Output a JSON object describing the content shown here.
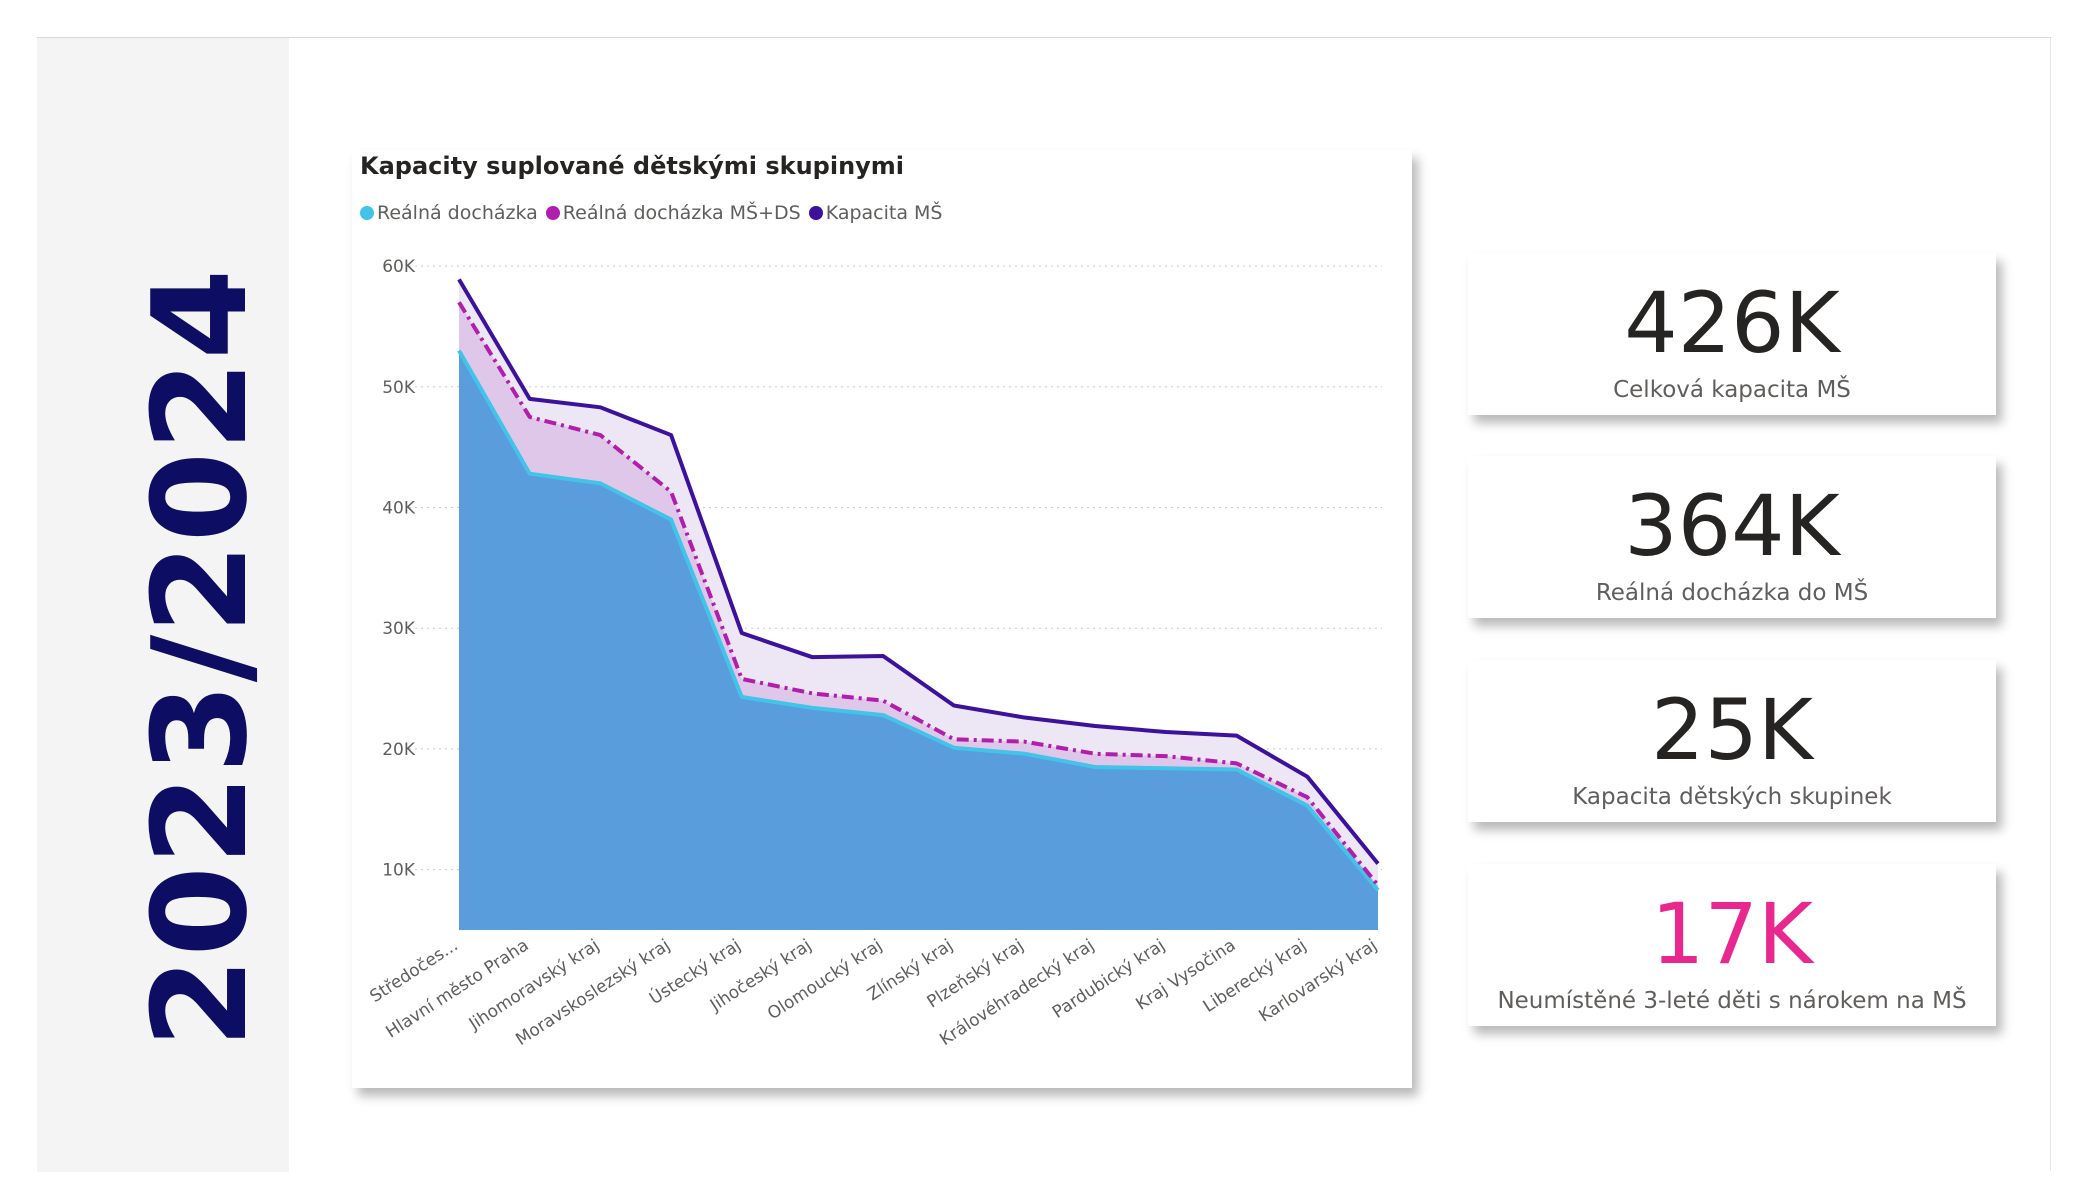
{
  "year_label": "2023/2024",
  "chart_data": {
    "type": "area",
    "title": "Kapacity suplované dětskými skupinymi",
    "categories": [
      "Středočes...",
      "Hlavní město Praha",
      "Jihomoravský kraj",
      "Moravskoslezský kraj",
      "Ústecký kraj",
      "Jihočeský kraj",
      "Olomoucký kraj",
      "Zlínský kraj",
      "Plzeňský kraj",
      "Královéhradecký kraj",
      "Pardubický kraj",
      "Kraj Vysočina",
      "Liberecký kraj",
      "Karlovarský kraj"
    ],
    "series": [
      {
        "name": "Reálná docházka",
        "color": "#41c4e8",
        "values": [
          53000,
          42800,
          42000,
          39000,
          24300,
          23400,
          22800,
          20100,
          19600,
          18500,
          18400,
          18300,
          15300,
          8300
        ]
      },
      {
        "name": "Reálná docházka MŠ+DS",
        "color": "#b01eab",
        "values": [
          57000,
          47500,
          46000,
          41300,
          25800,
          24600,
          24000,
          20800,
          20600,
          19600,
          19400,
          18800,
          16000,
          8700
        ]
      },
      {
        "name": "Kapacita MŠ",
        "color": "#3c119c",
        "values": [
          58900,
          49000,
          48300,
          46000,
          29600,
          27600,
          27700,
          23600,
          22600,
          21900,
          21400,
          21100,
          17700,
          10500
        ]
      }
    ],
    "y_ticks": [
      "60K",
      "50K",
      "40K",
      "30K",
      "20K",
      "10K"
    ],
    "y_tick_values": [
      60000,
      50000,
      40000,
      30000,
      20000,
      10000
    ],
    "ylim": [
      5000,
      61000
    ],
    "grid": true,
    "legend_position": "top-left",
    "colors": {
      "area_fill": "#5a9ddc",
      "band_inner": "#dfc7ea",
      "band_outer": "#ece6f5",
      "grid": "#cccccc",
      "axis_text": "#605e5c"
    }
  },
  "kpis": [
    {
      "value": "426K",
      "label": "Celková kapacita MŠ",
      "color": "#252423"
    },
    {
      "value": "364K",
      "label": "Reálná docházka do MŠ",
      "color": "#252423"
    },
    {
      "value": "25K",
      "label": "Kapacita dětských skupinek",
      "color": "#252423"
    },
    {
      "value": "17K",
      "label": "Neumístěné 3-leté děti s nárokem na MŠ",
      "color": "#e8288e"
    }
  ]
}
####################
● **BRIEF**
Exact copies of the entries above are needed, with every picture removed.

● **RESPONSE TO THIS EXERCISE**
Output a JSON object describing the content shown here.
{
  "year_label": "2023/2024",
  "chart_data": {
    "type": "area",
    "title": "Kapacity suplované dětskými skupinymi",
    "categories": [
      "Středočes...",
      "Hlavní město Praha",
      "Jihomoravský kraj",
      "Moravskoslezský kraj",
      "Ústecký kraj",
      "Jihočeský kraj",
      "Olomoucký kraj",
      "Zlínský kraj",
      "Plzeňský kraj",
      "Královéhradecký kraj",
      "Pardubický kraj",
      "Kraj Vysočina",
      "Liberecký kraj",
      "Karlovarský kraj"
    ],
    "series": [
      {
        "name": "Reálná docházka",
        "color": "#41c4e8",
        "values": [
          53000,
          42800,
          42000,
          39000,
          24300,
          23400,
          22800,
          20100,
          19600,
          18500,
          18400,
          18300,
          15300,
          8300
        ]
      },
      {
        "name": "Reálná docházka MŠ+DS",
        "color": "#b01eab",
        "values": [
          57000,
          47500,
          46000,
          41300,
          25800,
          24600,
          24000,
          20800,
          20600,
          19600,
          19400,
          18800,
          16000,
          8700
        ]
      },
      {
        "name": "Kapacita MŠ",
        "color": "#3c119c",
        "values": [
          58900,
          49000,
          48300,
          46000,
          29600,
          27600,
          27700,
          23600,
          22600,
          21900,
          21400,
          21100,
          17700,
          10500
        ]
      }
    ],
    "y_ticks": [
      "60K",
      "50K",
      "40K",
      "30K",
      "20K",
      "10K"
    ],
    "y_tick_values": [
      60000,
      50000,
      40000,
      30000,
      20000,
      10000
    ],
    "ylim": [
      5000,
      61000
    ],
    "grid": true,
    "legend_position": "top-left",
    "colors": {
      "area_fill": "#5a9ddc",
      "band_inner": "#dfc7ea",
      "band_outer": "#ece6f5",
      "grid": "#cccccc",
      "axis_text": "#605e5c"
    }
  },
  "kpis": [
    {
      "value": "426K",
      "label": "Celková kapacita MŠ",
      "color": "#252423"
    },
    {
      "value": "364K",
      "label": "Reálná docházka do MŠ",
      "color": "#252423"
    },
    {
      "value": "25K",
      "label": "Kapacita dětských skupinek",
      "color": "#252423"
    },
    {
      "value": "17K",
      "label": "Neumístěné 3-leté děti s nárokem na MŠ",
      "color": "#e8288e"
    }
  ]
}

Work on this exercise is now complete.